Musician, teacher, motocross rider and mad scientist, the labels speak of a multi-talented man with a strong sense of humor.
Stephen Todd was born on June 25, 1952 in Belfast, Northern Ireland, a country that would have a profound impact throughout his life, especially in music. A founding member of the Celtic bands Failte and Thorne ‘n’ the Sides, Stephen was well known in the local Celtic and folk music community as a vocalist and superb bodhran player. He has performed with legendary Chieftains, John Allan Cameron and Michael Burgess, and taught bodhran at the Sound Factory Music School in Waterloo.
“I remember my dad being surrounded by music,” his daughter Sarah Todd said. “He always had his own studio with all kinds of guitars.”
She remembers traditional kitchen parties held in the family home, jam sessions where fellow musicians would show up and just play. Sarah also remembers her father’s “floor-to-ceiling” record collection and the summer music festivals he performed at.
Stephen was nine years old when his parents and younger sister, Sharon, immigrated to Canada, settling first in northern Ontario, where an uncle lived. They then moved to the Waterloo Region, where her father, Harry Todd, worked servicing industrial sewing machines. Mom, Della, worked as a seamstress.
Although Stephen eventually became a teacher, it was not his first choice. A college geography major, he dropped out before graduating and landed a job with the Grand River Conservation Authority, a role that fueled his love of the outdoors. After realizing it might not be the best career option, he returned to college, earning a degree at Wilfrid Laurier University in 1974, then a teacher’s college at ‘McMaster University.
“It was meant to be,” said his wife, Ellen McIntosh, a retired educator. “He was an amazing teacher because of the way he communicated with the kids.”
Stephen was always one to tweak the system if it increased his students’ achievement and love of learning.
“He was a real person, but not necessarily a follower of the lesson plan,” Ellen said. “We had to do them (plans), but if it started snowing outside, they all came out.
“He bought old machine parts and brought them into the classroom for the students to disassemble.”
His son, Cameron Todd, remembered the many short road trips he took with his father, trips disguised as “errands” always leading to somewhere new and interesting.
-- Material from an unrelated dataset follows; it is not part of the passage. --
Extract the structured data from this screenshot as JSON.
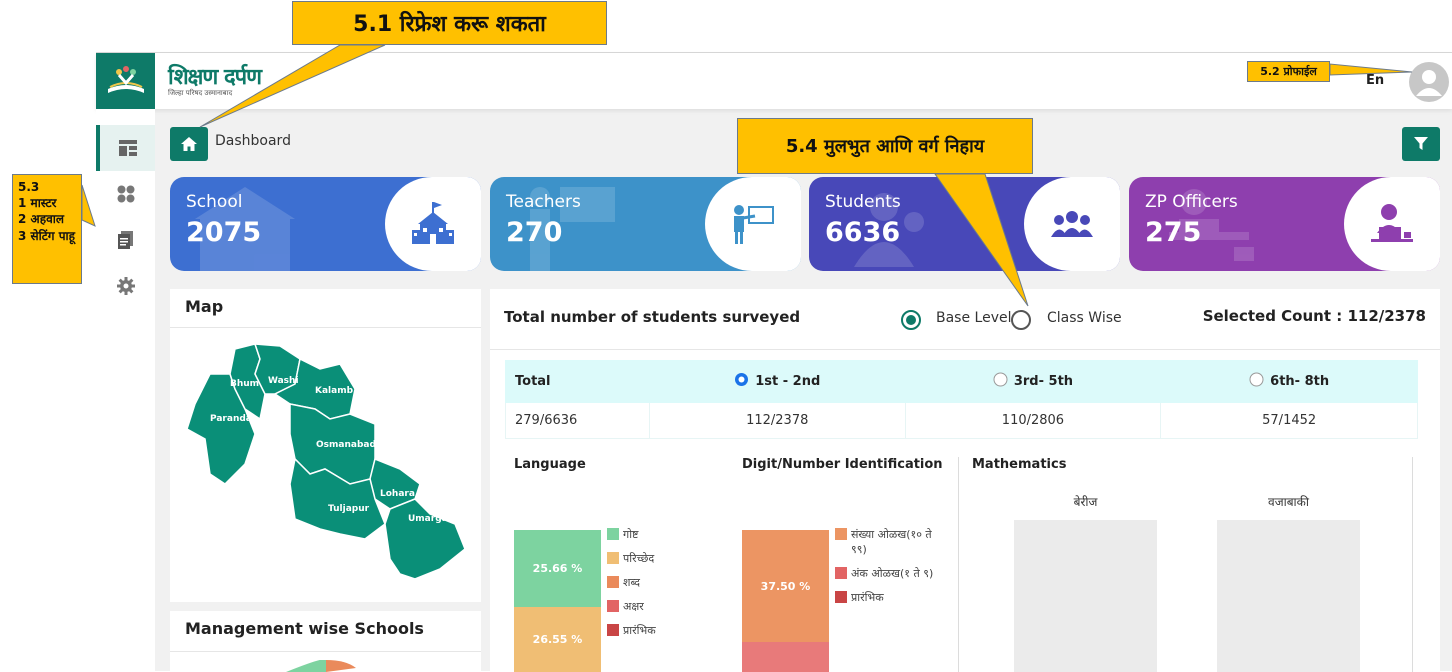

“He turned the simplest things into adventures,” Cameron said in a tribute. “We took a trip to Ireland and took a motorcycle trip.” The trip was meant to instill “pride in our heritage,” Cameron added.
At one point, Ellen and Stephen had talked about moving to Northern Ireland.
“He missed it terribly; he was homesick,” she said. “Music was a big part of that.”
In a 1997 Record article, Stephen told a journalist: “Celtic music is never dead, (because it) is constantly evolving.
He also told the Record, musically, that he was a late bloomer. Raised in a musical family, it wasn’t until he returned to Northern Ireland in 1990 and bought a bodhran that he took up traditional music.
In the 1980s, Stephen co-hosted two Irish-themed shows for CKWR FM98.5, further spreading his love for all things Celtic.
Ellen and Stephen were divorced when they met. They married in 1985 and had two children, Cameron and Shannon. Sarah was from Stephen’s first marriage.
Besides music, other passions animate Stephen. He was very competitive and in motocross racing he was unstoppable.
A member of KW Cycle Sport, Stephen thrived on the competitive nature of the sport, often with riders decades younger. He also designed and helped build tracks.
In class, Stephen was softer, more caring. He began his career teaching elementary school, then after retiring with Ellen, they taught New Canadians and Continuing Education. He also joined Mad Science, where he adopted the persona of Professor Spark, entertaining and educating children with the wonders of science and engineering for a decade.
Mark Dangel is owner of the Hamilton/Kitchener Mad Science franchise and said Stephen brings “a great passion for educating children in a unique way that has helped them learn”.
Mark particularly enjoyed Stephen’s weekly visits when they sat down and discussed everything from politics to music. “He was an incredible asset to Mad Science.”
Shannon Todd remembers her father’s unique influence: “The three of us look at the world a little differently.
His father made friends with people from all walks of life. He never judged, preferring to make real connections.
“People flocked to him,” Shannon said.
After being diagnosed with cancer in July 2019, the couple moved to Hamilton. Stephen passed away on May 27, 2020, and as St. Patrick’s Day approaches this week, his influence is still felt by all who knew him.